I'd love to hear what you gained from reading The Open Society though, if you have the time and the inclination.
ZenBen: Yes, I know what you mean. The behaviour of insects we are not likely to affect; I hope the same is not the case for entrenched intellectuals! :)
Peter/Patrick: the issue of God never reaches the domain of probability since one generally accepts or rejects the idea as an a priori assumption, as is implied here. :) As for Penrose, although I doubt his mechanism I find the idea of non-local consciousness to have enormous explanatory potential... of course, one can make the same claim about God. :)
Neil: Through the magic of immigration, naturally! (Or is that the magic of naturalisation, immigrantly?) :) Popper fled the Nazi regime to New Zealand and then came to Britain where our generous immigration policy granted him citizenship. :D I've got to get one of those special philosopher passports, though - very handy! :)
Posted by: Chris | August 23, 2006 at 07:47 AM
From Karl Popper "The Logic of Scientific Discovery" chapter 1 (on page 15 of the Routledge paperback I have):
"My criterion of demarcation will accordingly have to be regarded as a /proposal for an agreement or convention/. As to the suitability of any such convention opinions may differ; and a reasonable discussion of these questions is only possible between paties having some purpose in common. The choice of that purpose must, of course, be ultimately a matter of decision, going beyond rational argument.*5
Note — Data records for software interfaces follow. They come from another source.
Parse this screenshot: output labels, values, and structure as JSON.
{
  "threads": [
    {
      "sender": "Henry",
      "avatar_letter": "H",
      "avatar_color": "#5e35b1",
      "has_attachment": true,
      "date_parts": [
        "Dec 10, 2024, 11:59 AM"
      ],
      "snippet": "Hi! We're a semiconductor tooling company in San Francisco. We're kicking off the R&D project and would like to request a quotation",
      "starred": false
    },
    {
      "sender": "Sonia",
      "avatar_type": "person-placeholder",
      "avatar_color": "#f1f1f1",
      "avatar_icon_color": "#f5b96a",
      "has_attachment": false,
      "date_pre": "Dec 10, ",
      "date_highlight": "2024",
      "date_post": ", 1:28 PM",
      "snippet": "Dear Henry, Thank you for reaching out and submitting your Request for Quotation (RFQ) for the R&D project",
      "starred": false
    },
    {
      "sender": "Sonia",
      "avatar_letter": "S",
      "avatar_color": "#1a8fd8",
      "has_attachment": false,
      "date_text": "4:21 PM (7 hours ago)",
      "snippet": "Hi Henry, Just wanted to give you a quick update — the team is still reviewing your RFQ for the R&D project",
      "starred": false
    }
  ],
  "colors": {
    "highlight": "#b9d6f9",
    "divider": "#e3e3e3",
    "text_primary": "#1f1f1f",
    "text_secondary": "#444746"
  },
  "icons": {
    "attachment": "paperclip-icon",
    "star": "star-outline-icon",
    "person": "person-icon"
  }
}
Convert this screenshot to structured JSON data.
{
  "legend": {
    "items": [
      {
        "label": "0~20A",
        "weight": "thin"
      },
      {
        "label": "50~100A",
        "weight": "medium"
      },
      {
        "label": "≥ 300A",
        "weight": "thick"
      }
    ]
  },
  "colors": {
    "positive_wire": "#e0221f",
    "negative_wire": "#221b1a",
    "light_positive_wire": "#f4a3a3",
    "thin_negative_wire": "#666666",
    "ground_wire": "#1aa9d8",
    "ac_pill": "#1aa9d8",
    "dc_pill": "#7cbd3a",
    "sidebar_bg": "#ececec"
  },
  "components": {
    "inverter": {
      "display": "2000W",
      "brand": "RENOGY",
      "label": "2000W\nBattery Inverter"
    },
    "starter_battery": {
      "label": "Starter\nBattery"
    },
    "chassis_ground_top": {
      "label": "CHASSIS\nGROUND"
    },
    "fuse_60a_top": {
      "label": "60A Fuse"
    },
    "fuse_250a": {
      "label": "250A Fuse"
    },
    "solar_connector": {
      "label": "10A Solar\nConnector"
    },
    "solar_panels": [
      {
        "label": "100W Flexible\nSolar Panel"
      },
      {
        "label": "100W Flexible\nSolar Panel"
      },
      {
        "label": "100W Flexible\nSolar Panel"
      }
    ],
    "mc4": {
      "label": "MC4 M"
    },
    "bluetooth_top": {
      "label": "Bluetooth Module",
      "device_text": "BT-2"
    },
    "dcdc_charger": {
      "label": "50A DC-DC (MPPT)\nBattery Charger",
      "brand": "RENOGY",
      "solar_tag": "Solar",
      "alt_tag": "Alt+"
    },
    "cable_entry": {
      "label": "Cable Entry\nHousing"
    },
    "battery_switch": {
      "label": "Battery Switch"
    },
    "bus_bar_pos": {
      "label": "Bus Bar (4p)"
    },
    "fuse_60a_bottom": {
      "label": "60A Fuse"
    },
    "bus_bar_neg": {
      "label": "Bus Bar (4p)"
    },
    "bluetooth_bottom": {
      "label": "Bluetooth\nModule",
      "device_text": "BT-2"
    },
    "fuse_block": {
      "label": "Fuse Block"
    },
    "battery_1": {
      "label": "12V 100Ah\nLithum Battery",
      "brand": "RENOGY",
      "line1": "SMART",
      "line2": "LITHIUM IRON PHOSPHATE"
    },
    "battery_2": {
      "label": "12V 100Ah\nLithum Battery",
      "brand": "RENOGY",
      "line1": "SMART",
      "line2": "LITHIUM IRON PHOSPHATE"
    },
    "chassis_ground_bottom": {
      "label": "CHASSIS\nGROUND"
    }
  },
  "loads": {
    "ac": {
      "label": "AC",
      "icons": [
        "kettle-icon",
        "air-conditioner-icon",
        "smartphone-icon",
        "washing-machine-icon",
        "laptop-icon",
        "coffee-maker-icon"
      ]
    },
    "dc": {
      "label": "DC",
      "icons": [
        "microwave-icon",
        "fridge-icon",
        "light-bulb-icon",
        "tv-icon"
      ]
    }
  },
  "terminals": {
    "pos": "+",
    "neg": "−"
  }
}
"*5 I believe that a reasonable discussion is always possible between parties interested in truth and ready to pay attention to each other.
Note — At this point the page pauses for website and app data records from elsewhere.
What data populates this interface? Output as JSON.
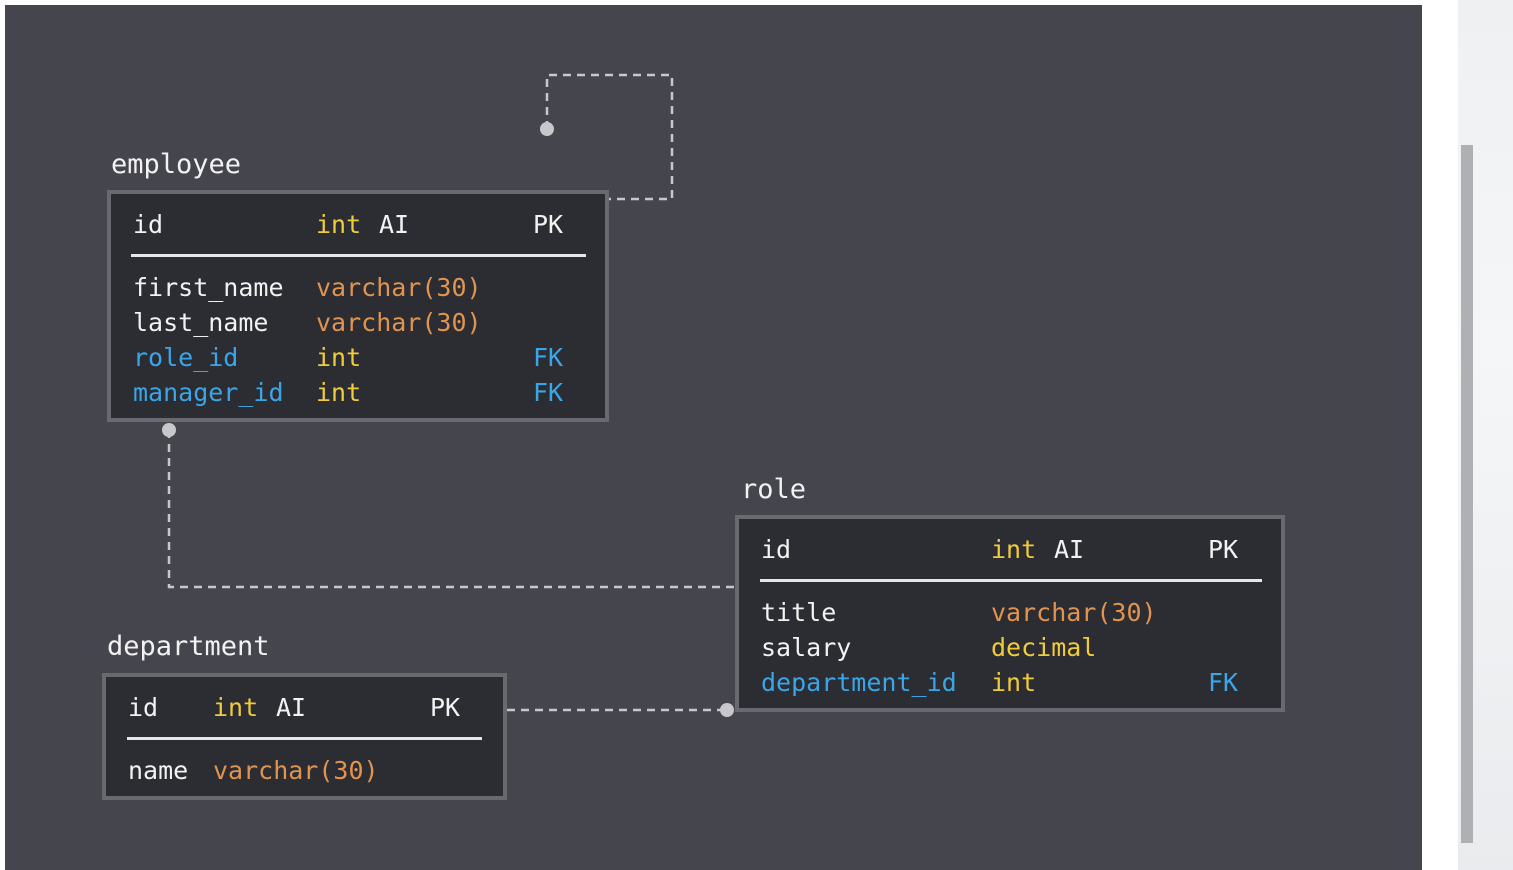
{
  "colors": {
    "background": "#45454d",
    "table_fill": "#2c2c33",
    "table_border": "#696970",
    "text": "#f2f2f2",
    "varchar_type": "#e0944f",
    "numeric_type": "#f0cb3a",
    "foreign_key": "#3aa6e8",
    "connector": "#c8c8cc"
  },
  "tables": {
    "employee": {
      "name": "employee",
      "pk": {
        "field": "id",
        "type": "int",
        "extra": "AI",
        "key": "PK"
      },
      "fields": [
        {
          "field": "first_name",
          "type": "varchar(30)",
          "key": ""
        },
        {
          "field": "last_name",
          "type": "varchar(30)",
          "key": ""
        },
        {
          "field": "role_id",
          "type": "int",
          "key": "FK"
        },
        {
          "field": "manager_id",
          "type": "int",
          "key": "FK"
        }
      ]
    },
    "role": {
      "name": "role",
      "pk": {
        "field": "id",
        "type": "int",
        "extra": "AI",
        "key": "PK"
      },
      "fields": [
        {
          "field": "title",
          "type": "varchar(30)",
          "key": ""
        },
        {
          "field": "salary",
          "type": "decimal",
          "key": ""
        },
        {
          "field": "department_id",
          "type": "int",
          "key": "FK"
        }
      ]
    },
    "department": {
      "name": "department",
      "pk": {
        "field": "id",
        "type": "int",
        "extra": "AI",
        "key": "PK"
      },
      "fields": [
        {
          "field": "name",
          "type": "varchar(30)",
          "key": ""
        }
      ]
    }
  },
  "relationships": [
    {
      "from": "employee.manager_id",
      "to": "employee.id",
      "style": "dashed"
    },
    {
      "from": "employee.role_id",
      "to": "role.id",
      "style": "dashed"
    },
    {
      "from": "role.department_id",
      "to": "department.id",
      "style": "dashed"
    }
  ]
}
Posted by: Peter Crowther | August 23, 2006 at 10:12 PM
Thanks Peter! That quote reassures me that I haven't got my Popper mixed up, as well as putting forward the idea that reasonable discussion should always be possible provided there is a common purpose.
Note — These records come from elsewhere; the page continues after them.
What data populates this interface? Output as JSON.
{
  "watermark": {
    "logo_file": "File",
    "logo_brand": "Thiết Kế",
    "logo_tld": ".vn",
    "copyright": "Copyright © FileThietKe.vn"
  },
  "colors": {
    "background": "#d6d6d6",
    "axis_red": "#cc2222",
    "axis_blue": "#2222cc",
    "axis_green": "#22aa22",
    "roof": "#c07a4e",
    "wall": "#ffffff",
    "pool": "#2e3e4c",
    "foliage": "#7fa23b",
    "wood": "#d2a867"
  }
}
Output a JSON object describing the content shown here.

I gave my copy of 'The Logic of Scientific Discovery' to the husband of a work colleague when I was in London who once said to me that the Greeks had done all the important philosophy and that nothing worthwhile had happened in the field since then. :)
Posted by: Chris | August 24, 2006 at 07:16 AM
It's interesting to watch the evolution of that particular view, as the footnote was added by Popper some decades after the original text.
Posted by: Peter Crowther | August 24, 2006 at 11:01 AM
"to pay attention to each other" (especially during a debate of any importance) doesn't seem to be a strength in western europe, as far as i can see. Maybe Popper had the same impression...
Posted by: translucy | August 24, 2006 at 06:45 PM
I get that feeling, unfortunately.
Posted by: Peter Crowther | August 24, 2006 at 07:35 PM
I have always regarded Kuhn as sociology, not philosophy. Kuhn's observations on the *behavior* of *scientists* have no bearing on how science *ought* to be conducted or how truth should be sought.
Many, even most, disciplines exhibit distinct differences between theoretically correct approaches and actual practice, of which game design is a familiar example.
Posted by: Ernest Adams | August 29, 2006 at 01:53 PM
But such deontic issues as how things 'ought to be conducted' are not the sole concern of philosophy, of course. Kuhn may have been published as sociology but it's been sucked into the philosophy of science canon (anything can become philosophy, after all, given the right spin!) Personally, I'm enjoying having it there! :)
Posted by: Chris | August 29, 2006 at 05:29 PM